After finishing the jungle surf, we did the short boardwalk along Cape Trib, and then a longer walk through the mangroves. Everywhere were information signs about the locality, flora and fauna that we were seeing, though the fauna were not much in evidence. Plenty of indications that we should be seeing cassowaries, but no sign of the elusive giant birds! We had lunch at Masons, famed for its roadkill burgers, and walked to the swimming hole, but we were not tempted to swim, despite the promise of absolutely no crocs! We did several more boardwalks as we headed back towards Cockatoo Hill, all providing different vistas from rainforest, through mangrove to beachfront. Back at our treetop cabana, we rested and selected a dinner location. We decided to try “on the turps”, a restaurant at a resort about a five minute drive away. At this stage we were hoping the rain may stop, or we may not be able to get our little hire car up the hill, after dinner. However, the downpour continued unabated as we headed out to and home from dinner!
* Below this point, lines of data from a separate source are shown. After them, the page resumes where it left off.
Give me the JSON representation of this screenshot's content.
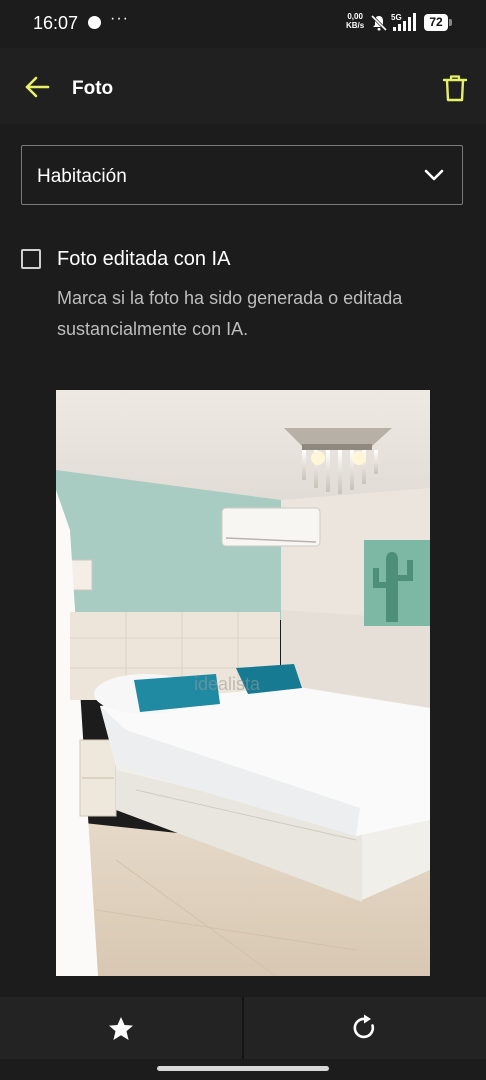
{
  "status_bar": {
    "time": "16:07",
    "more": "···",
    "net_speed_value": "0,00",
    "net_speed_unit": "KB/s",
    "network_type": "5G",
    "battery": "72"
  },
  "app_bar": {
    "title": "Foto",
    "back_icon": "arrow-left-icon",
    "delete_icon": "trash-icon",
    "accent_color": "#e6f06a"
  },
  "form": {
    "room_type": "Habitación",
    "ai_checkbox_label": "Foto editada con IA",
    "ai_checkbox_checked": false,
    "ai_checkbox_help": "Marca si la foto ha sido generada o editada sustancialmente con IA."
  },
  "photo": {
    "watermark": "idealista",
    "subject": "bedroom"
  },
  "bottom_bar": {
    "left_icon": "star-icon",
    "right_icon": "rotate-icon"
  }
}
We awoke in the morning to sun, pouring through gaping rents in the cloud cover, and finally lighting up the rain forest to show its extreme beauty. As the rain lifted, the bird life became even more active than during the rain, and suddenly there were extraordinary bird calls filling the air. We sat over our fresh fruit and yoghurt, looking out over an even greener forest to the very blue ocean, listening to the sounds of the jungle. It was hard to leave this gorgeous place and we spent a long time chatting with Carmen, who showed us around the old cellar and he solar array. We didn’t want to leave, but had booked the night at Palm Cove and needed to head back to ensure Work on the boat would progress, so we finally waved goodby to Carmen, promising we would be in touch as we sailed past, so she could look out and wave from Cockatoo Hill.
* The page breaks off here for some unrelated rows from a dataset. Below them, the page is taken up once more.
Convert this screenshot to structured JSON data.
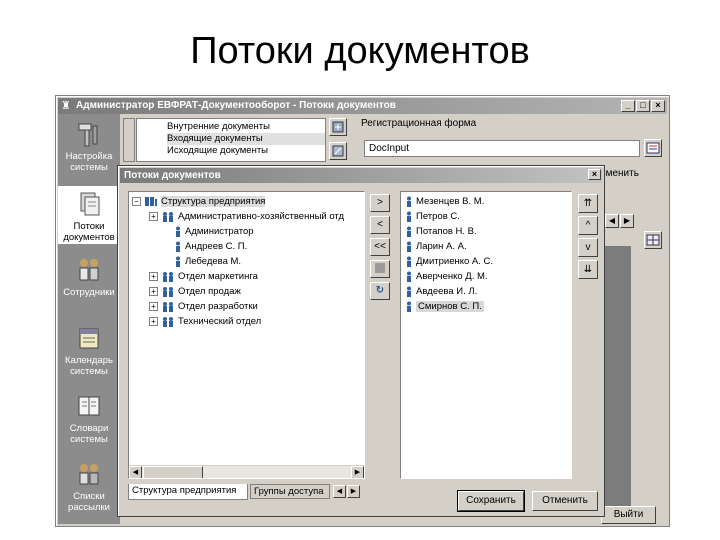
{
  "slide": {
    "title": "Потоки документов"
  },
  "app": {
    "title": "Администратор ЕВФРАТ-Документооборот - Потоки документов",
    "window_buttons": [
      "_",
      "□",
      "×"
    ]
  },
  "sidebar": {
    "items": [
      {
        "label": "Настройка системы",
        "icon": "tools-icon"
      },
      {
        "label": "Потоки документов",
        "icon": "documents-icon",
        "active": true
      },
      {
        "label": "Сотрудники",
        "icon": "people-icon"
      },
      {
        "label": "Календарь системы",
        "icon": "calendar-icon"
      },
      {
        "label": "Словари системы",
        "icon": "dictionary-icon"
      },
      {
        "label": "Списки рассылки",
        "icon": "mailing-list-icon"
      }
    ]
  },
  "background": {
    "doc_types": [
      "Внутренние документы",
      "Входящие документы",
      "Исходящие документы"
    ],
    "reg_form_label": "Регистрационная форма",
    "doc_input_value": "DocInput",
    "right_text": "зменить",
    "exit_label": "Выйти"
  },
  "dialog": {
    "title": "Потоки документов",
    "close": "×",
    "tree": {
      "root": "Структура предприятия",
      "nodes": [
        {
          "label": "Административно-хозяйственный отд",
          "expandable": true,
          "type": "group"
        },
        {
          "label": "Администратор",
          "expandable": false,
          "type": "person"
        },
        {
          "label": "Андреев С. П.",
          "expandable": false,
          "type": "person"
        },
        {
          "label": "Лебедева М.",
          "expandable": false,
          "type": "person"
        },
        {
          "label": "Отдел маркетинга",
          "expandable": true,
          "type": "group"
        },
        {
          "label": "Отдел продаж",
          "expandable": true,
          "type": "group"
        },
        {
          "label": "Отдел разработки",
          "expandable": true,
          "type": "group"
        },
        {
          "label": "Технический отдел",
          "expandable": true,
          "type": "group"
        }
      ]
    },
    "move_buttons": [
      ">",
      "<",
      "<<",
      "",
      "↻"
    ],
    "employees": [
      "Мезенцев В. М.",
      "Петров С.",
      "Потапов Н. В.",
      "Ларин А. А.",
      "Дмитриенко А. С.",
      "Аверченко Д. М.",
      "Авдеева И. Л.",
      "Смирнов С. П."
    ],
    "selected_employee": "Смирнов С. П.",
    "order_buttons": [
      "⇈",
      "^",
      "v",
      "⇊"
    ],
    "tabs": [
      "Структура предприятия",
      "Группы доступа"
    ],
    "save_label": "Сохранить",
    "cancel_label": "Отменить"
  },
  "colors": {
    "window_bg": "#d4d0c8",
    "sidebar_bg": "#8c8c8c",
    "titlebar": "#7a7a7a"
  }
}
We stopped at Mossman Gorge on the way down to Palm Cove, and did the rain forest circuit walk, stopping for a delightful swim in a small and secluded water hole about half way round the circuit. We were so hot and the water was so refreshing it was hard to drag ourselves away, but we completed the walk and then got back on the road. Palm Cove was lovely in the sunshine, though we had time only for a quick nap and a swim in the pool before our dinner booking at nunu. The location was fabulous – right on the beach, beachy feel to the restaurant, very unusual menu with different flavours working so very well together. We ended up having two entrees and three or four tasting plates, and that was perfect. The evening was warm and pleasant, the service ok, food delicious.
In the morning, we had breakfast out, a swim in the ocean, then headed south again, checking out Yorkeys Knob, which had a great marina, on the way. We arrived back at Wine-Dark Sea, and were sorry to see her sitting there in the dust on the hardstand, when we had had a lovely three days adventuring. We felt it was time for the three of us to go adventuring together again.